(DATA EXCERPTS Opens)

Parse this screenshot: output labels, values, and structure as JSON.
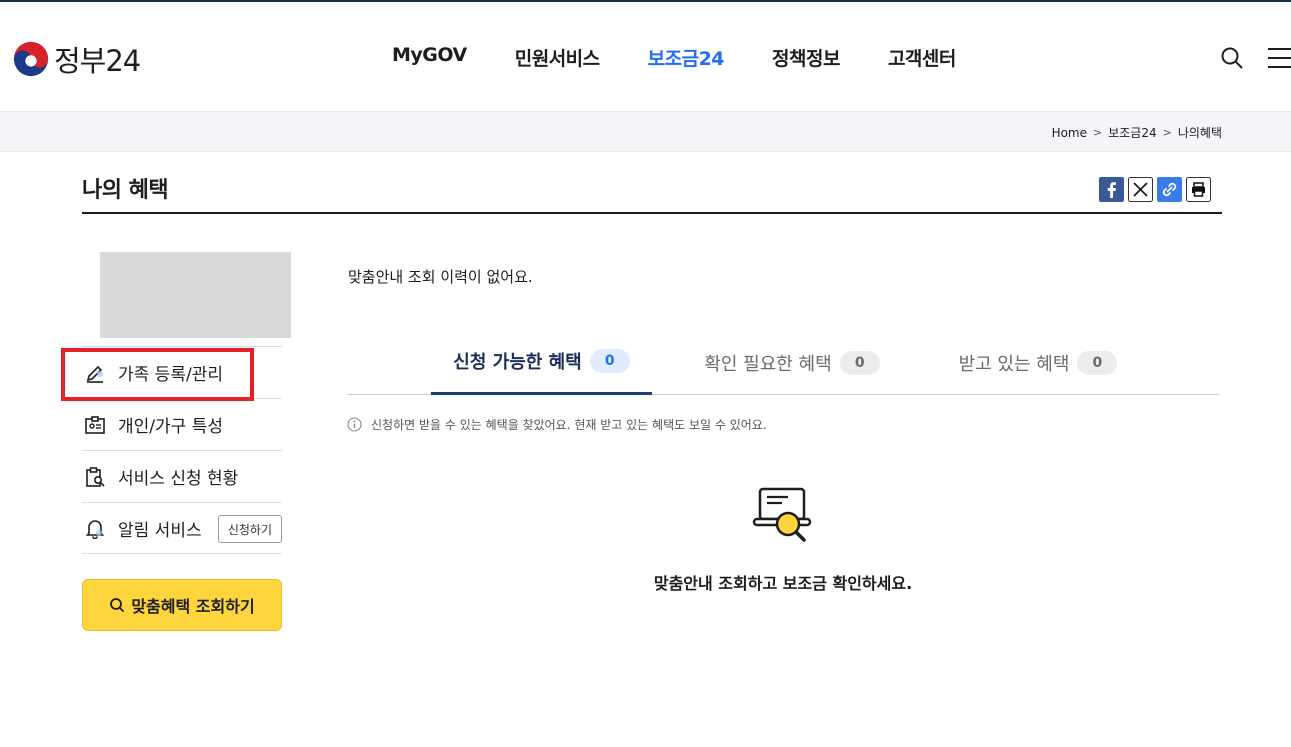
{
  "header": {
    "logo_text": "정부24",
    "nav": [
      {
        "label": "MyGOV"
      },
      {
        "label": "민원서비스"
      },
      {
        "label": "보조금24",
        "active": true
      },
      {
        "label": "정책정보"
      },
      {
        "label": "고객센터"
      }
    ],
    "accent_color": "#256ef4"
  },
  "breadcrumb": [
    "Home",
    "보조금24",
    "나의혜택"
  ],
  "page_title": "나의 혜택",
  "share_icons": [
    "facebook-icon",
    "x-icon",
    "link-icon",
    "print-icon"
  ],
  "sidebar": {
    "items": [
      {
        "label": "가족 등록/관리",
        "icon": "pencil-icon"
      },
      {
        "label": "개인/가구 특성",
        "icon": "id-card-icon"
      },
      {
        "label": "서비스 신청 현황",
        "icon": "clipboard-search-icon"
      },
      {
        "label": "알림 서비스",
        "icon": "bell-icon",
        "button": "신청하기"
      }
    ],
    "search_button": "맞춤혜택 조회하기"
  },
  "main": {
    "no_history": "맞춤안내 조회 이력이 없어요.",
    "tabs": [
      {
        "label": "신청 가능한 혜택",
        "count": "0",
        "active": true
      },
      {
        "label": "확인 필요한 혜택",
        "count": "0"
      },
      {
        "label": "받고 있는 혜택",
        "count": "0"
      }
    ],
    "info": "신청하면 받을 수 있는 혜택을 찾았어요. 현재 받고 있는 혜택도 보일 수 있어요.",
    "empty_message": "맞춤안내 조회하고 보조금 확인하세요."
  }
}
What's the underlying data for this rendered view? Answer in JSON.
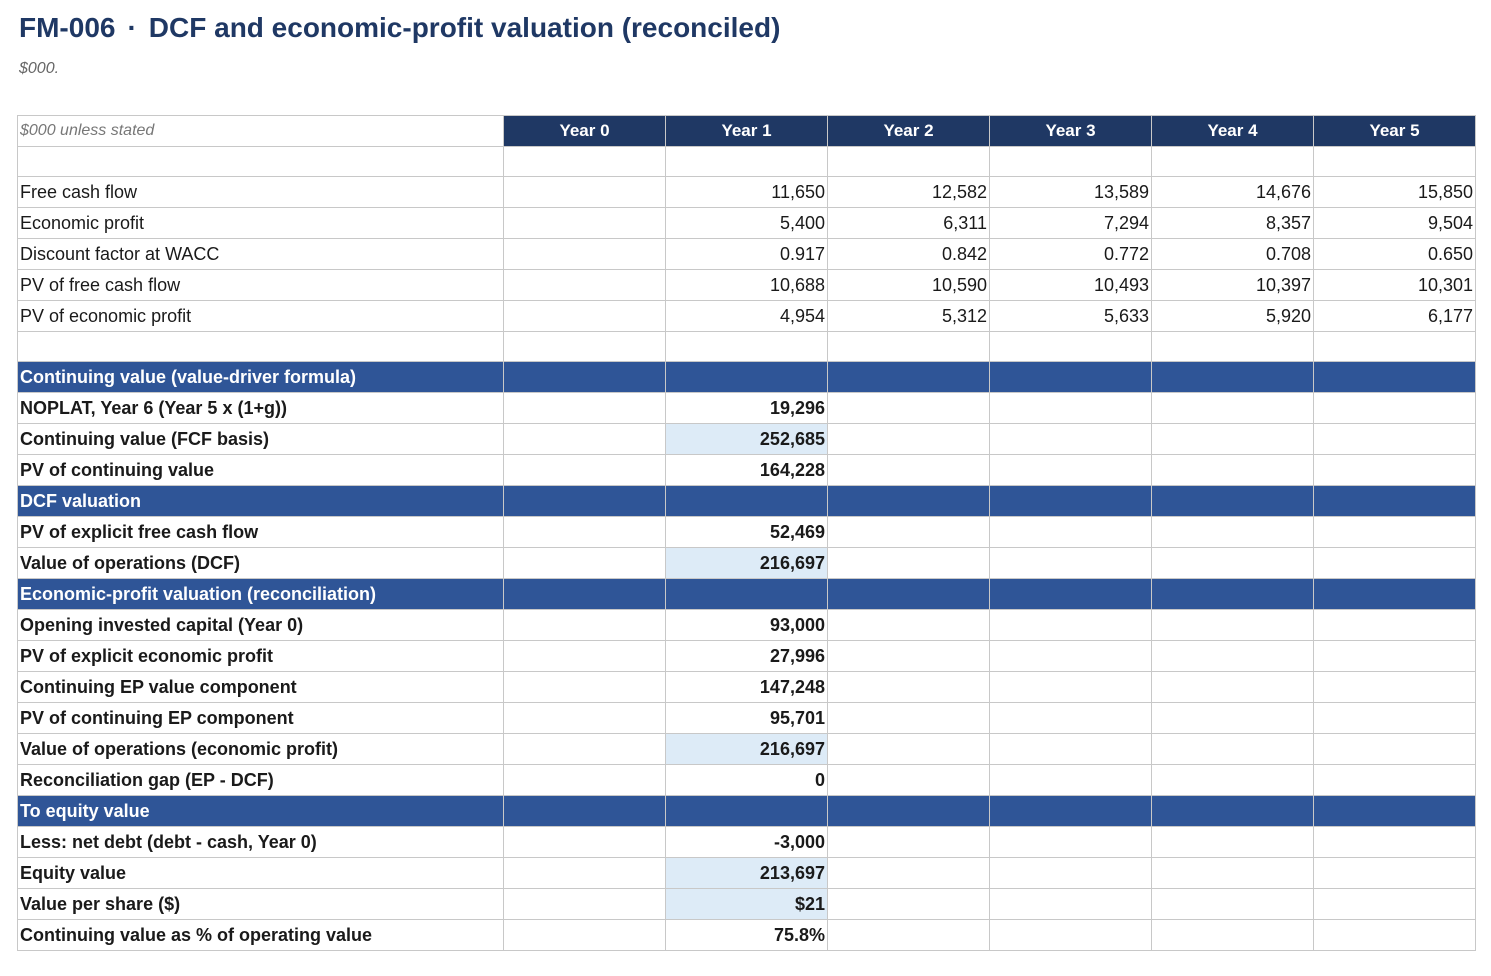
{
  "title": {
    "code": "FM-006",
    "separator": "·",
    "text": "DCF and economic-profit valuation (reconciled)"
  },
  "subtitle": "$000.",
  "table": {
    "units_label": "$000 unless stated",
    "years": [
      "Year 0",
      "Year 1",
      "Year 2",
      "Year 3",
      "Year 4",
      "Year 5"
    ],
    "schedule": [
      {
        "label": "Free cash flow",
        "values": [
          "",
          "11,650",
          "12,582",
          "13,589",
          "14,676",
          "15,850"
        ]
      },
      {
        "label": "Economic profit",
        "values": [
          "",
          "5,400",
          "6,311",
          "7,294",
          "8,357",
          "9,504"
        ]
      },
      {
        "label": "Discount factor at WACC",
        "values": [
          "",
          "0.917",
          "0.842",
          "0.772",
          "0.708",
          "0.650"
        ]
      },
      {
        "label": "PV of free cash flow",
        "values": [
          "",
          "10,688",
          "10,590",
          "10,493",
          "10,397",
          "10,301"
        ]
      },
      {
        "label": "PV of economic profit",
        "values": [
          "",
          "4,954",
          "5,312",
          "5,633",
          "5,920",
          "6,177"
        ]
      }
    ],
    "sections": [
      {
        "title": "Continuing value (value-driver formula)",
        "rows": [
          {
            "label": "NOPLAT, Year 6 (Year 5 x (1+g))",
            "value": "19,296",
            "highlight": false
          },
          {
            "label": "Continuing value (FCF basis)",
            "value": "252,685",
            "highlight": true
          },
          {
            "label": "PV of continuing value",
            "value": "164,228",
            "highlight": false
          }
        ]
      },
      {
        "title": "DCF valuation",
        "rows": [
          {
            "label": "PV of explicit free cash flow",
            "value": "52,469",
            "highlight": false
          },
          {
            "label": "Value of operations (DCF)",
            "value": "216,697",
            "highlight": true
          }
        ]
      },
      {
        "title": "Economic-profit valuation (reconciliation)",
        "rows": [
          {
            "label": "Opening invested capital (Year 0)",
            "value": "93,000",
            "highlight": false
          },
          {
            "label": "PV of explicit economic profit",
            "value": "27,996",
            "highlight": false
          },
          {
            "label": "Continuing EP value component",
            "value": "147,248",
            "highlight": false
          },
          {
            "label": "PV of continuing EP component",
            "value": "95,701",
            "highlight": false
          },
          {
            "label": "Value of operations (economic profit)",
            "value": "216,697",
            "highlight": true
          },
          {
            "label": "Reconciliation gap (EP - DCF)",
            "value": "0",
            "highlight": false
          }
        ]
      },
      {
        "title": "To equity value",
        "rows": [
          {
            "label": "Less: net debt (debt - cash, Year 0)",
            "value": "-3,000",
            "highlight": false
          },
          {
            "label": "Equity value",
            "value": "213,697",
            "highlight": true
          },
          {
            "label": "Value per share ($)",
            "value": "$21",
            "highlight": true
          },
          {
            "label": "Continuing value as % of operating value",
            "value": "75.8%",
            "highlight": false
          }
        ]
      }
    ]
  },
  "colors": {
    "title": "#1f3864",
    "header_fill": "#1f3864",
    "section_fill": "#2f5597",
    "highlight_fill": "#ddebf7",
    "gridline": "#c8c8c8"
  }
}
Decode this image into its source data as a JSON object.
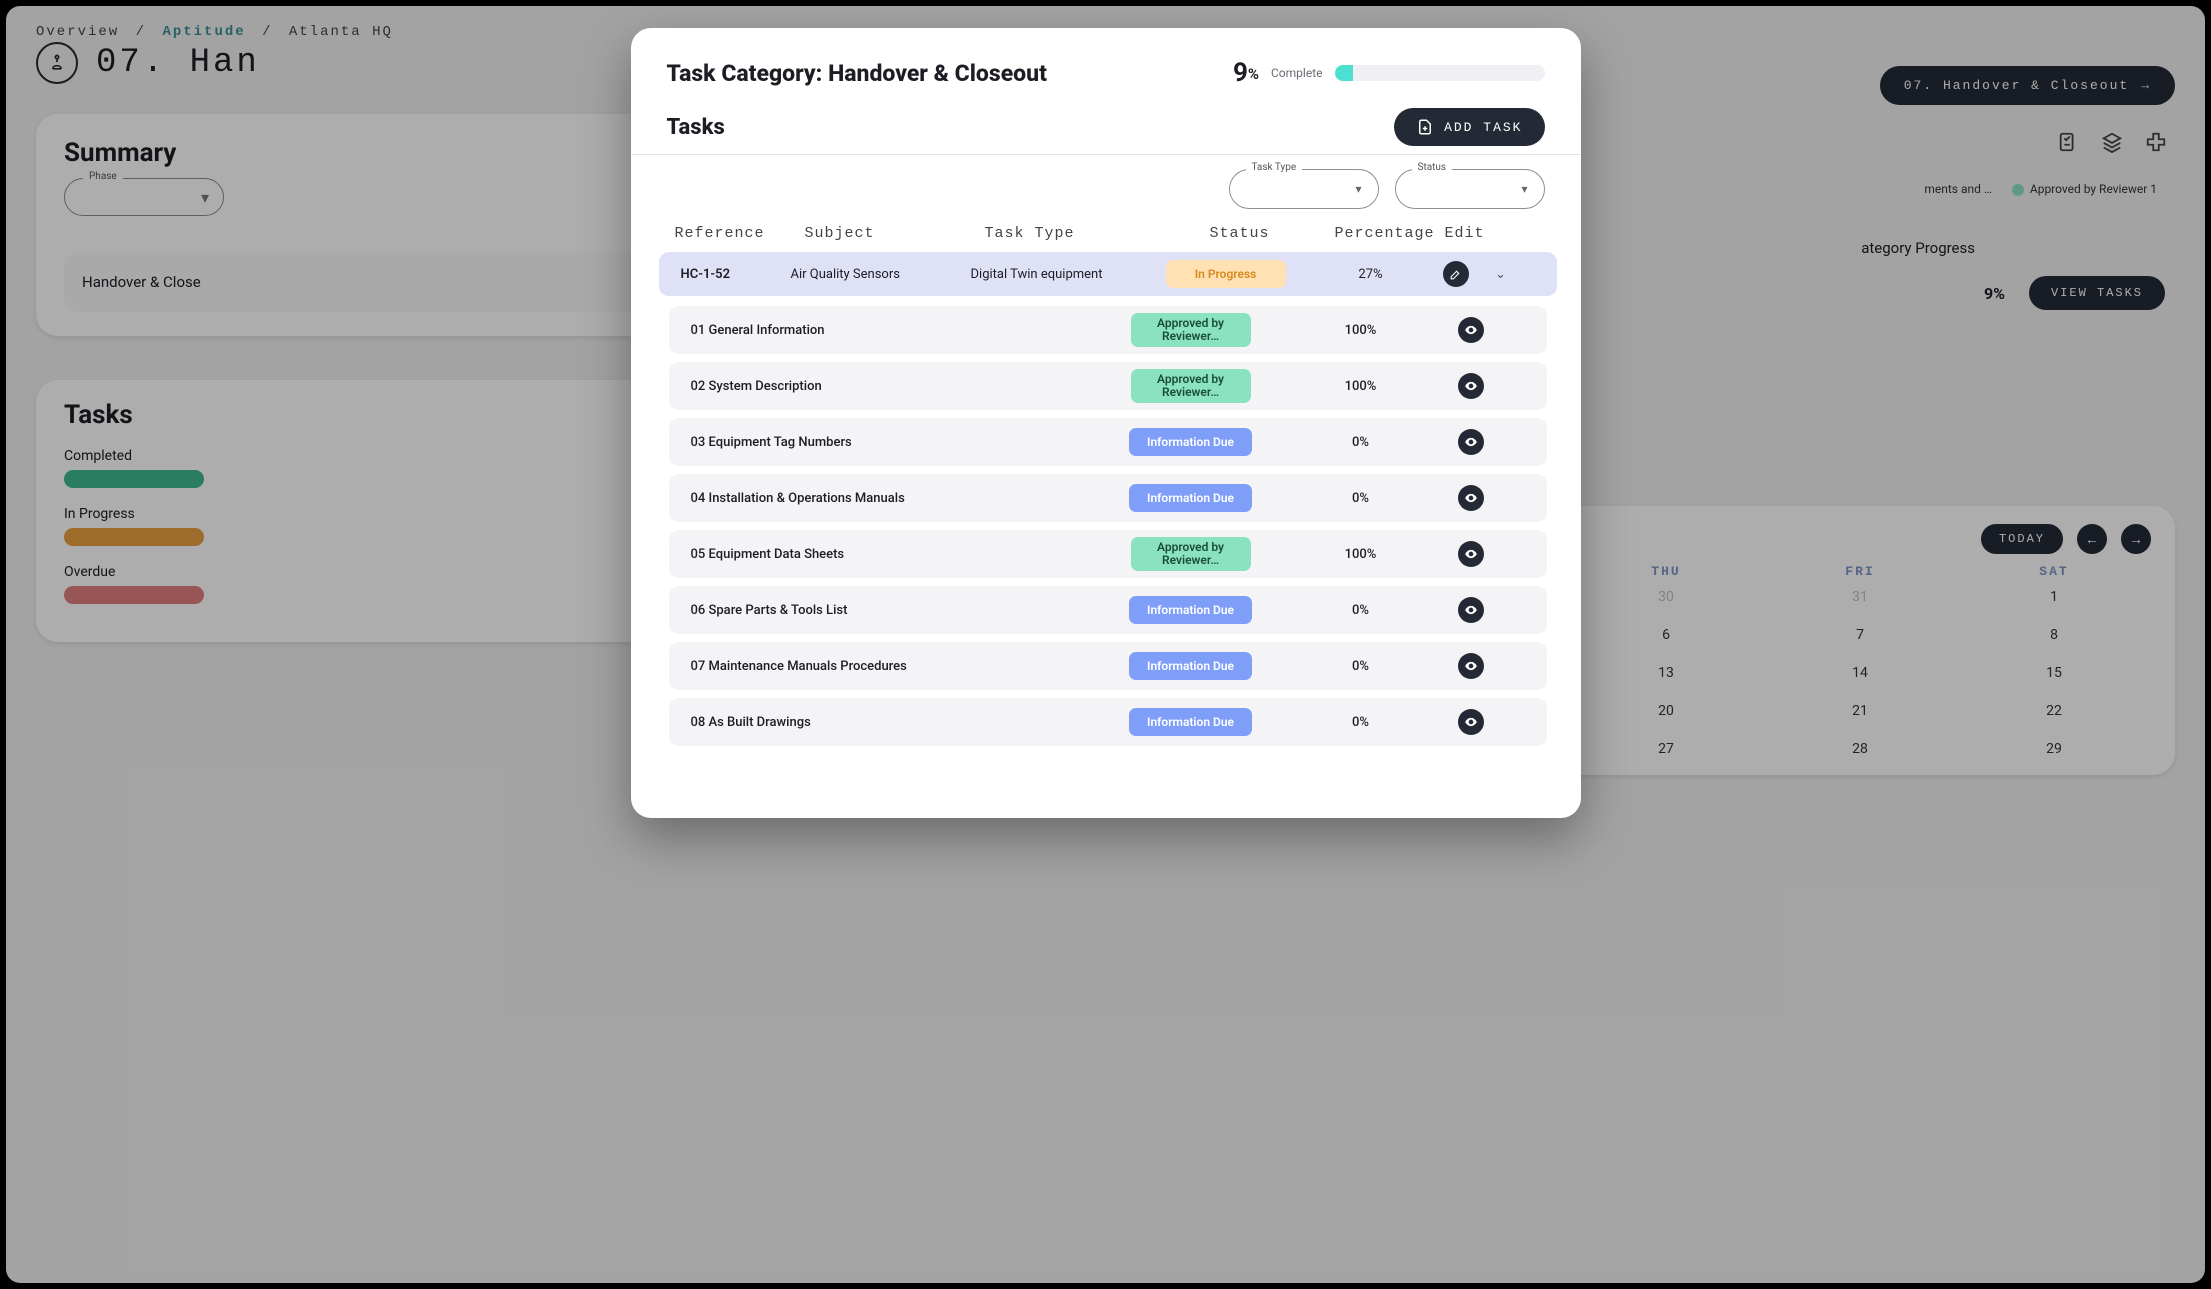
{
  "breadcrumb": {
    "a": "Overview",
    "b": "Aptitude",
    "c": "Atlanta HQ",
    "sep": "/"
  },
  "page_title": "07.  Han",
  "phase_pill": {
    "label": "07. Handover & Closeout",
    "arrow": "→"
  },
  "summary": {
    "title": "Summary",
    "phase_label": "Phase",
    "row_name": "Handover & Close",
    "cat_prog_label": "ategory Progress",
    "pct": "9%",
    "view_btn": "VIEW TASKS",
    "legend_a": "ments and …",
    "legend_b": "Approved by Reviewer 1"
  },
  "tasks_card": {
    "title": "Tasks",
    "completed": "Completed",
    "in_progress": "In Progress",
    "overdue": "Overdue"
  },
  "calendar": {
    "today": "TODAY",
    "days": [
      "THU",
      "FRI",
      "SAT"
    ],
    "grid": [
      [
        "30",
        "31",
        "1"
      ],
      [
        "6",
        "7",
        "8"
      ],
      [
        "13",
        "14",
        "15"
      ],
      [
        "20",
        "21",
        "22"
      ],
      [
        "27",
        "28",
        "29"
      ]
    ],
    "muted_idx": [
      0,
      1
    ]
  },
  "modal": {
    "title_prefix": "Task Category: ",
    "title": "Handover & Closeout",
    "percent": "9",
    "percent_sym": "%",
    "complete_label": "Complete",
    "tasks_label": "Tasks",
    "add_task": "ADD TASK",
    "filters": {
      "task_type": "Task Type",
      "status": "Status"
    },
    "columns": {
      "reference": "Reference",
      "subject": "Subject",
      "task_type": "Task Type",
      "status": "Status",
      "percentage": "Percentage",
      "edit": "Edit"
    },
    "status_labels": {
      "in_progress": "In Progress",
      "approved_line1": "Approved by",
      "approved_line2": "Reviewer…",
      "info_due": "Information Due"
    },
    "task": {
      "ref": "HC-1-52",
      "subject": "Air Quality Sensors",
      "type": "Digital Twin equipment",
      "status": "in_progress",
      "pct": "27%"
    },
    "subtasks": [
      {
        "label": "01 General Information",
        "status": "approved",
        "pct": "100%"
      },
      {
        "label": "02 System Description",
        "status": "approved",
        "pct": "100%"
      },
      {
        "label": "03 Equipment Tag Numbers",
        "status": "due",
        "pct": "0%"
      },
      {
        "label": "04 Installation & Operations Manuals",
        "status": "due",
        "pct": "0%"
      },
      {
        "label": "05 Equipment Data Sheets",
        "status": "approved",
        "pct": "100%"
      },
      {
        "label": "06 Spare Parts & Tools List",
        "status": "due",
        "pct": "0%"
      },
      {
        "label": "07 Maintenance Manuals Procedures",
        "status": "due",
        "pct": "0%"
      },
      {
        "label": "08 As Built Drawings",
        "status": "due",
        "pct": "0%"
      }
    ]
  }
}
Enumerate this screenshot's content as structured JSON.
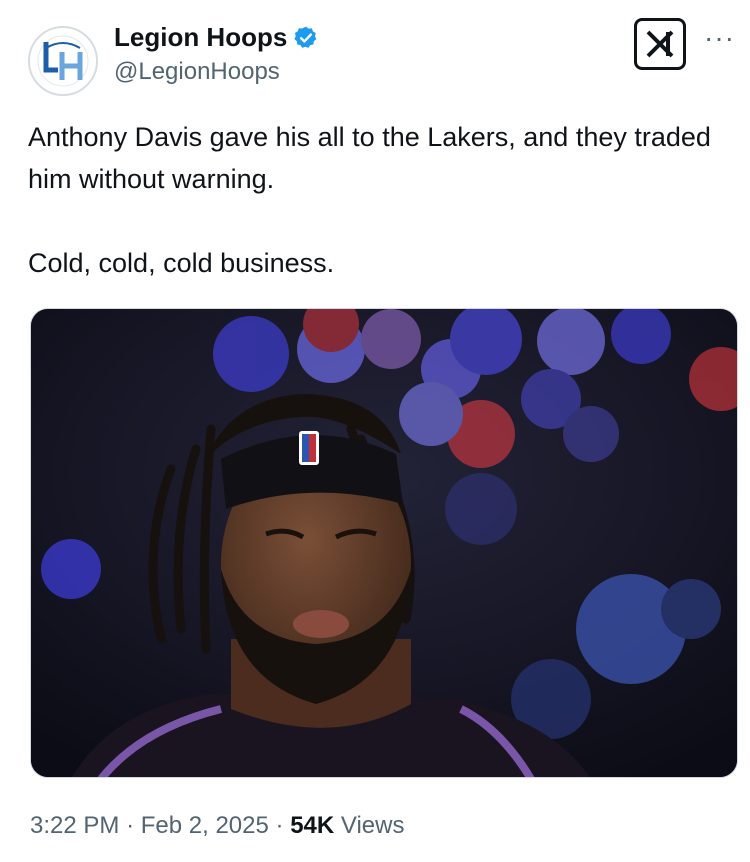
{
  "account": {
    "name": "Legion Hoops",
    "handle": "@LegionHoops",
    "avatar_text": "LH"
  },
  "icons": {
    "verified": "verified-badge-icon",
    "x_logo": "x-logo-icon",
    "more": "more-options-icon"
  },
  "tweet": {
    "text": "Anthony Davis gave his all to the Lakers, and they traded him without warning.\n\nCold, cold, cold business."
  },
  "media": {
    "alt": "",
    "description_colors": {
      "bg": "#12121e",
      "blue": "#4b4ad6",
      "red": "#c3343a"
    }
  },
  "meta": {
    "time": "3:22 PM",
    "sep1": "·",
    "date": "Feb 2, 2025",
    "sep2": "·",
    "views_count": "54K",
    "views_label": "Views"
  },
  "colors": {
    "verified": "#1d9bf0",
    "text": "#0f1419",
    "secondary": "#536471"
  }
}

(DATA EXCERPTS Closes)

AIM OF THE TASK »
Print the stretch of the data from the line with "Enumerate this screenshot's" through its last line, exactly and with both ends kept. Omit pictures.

RESULT OF THIS TASK »
Enumerate this screenshot's content as structured JSON.
{
  "account": {
    "name": "Legion Hoops",
    "handle": "@LegionHoops",
    "avatar_text": "LH"
  },
  "icons": {
    "verified": "verified-badge-icon",
    "x_logo": "x-logo-icon",
    "more": "more-options-icon"
  },
  "tweet": {
    "text": "Anthony Davis gave his all to the Lakers, and they traded him without warning.\n\nCold, cold, cold business."
  },
  "media": {
    "alt": "",
    "description_colors": {
      "bg": "#12121e",
      "blue": "#4b4ad6",
      "red": "#c3343a"
    }
  },
  "meta": {
    "time": "3:22 PM",
    "sep1": "·",
    "date": "Feb 2, 2025",
    "sep2": "·",
    "views_count": "54K",
    "views_label": "Views"
  },
  "colors": {
    "verified": "#1d9bf0",
    "text": "#0f1419",
    "secondary": "#536471"
  }
}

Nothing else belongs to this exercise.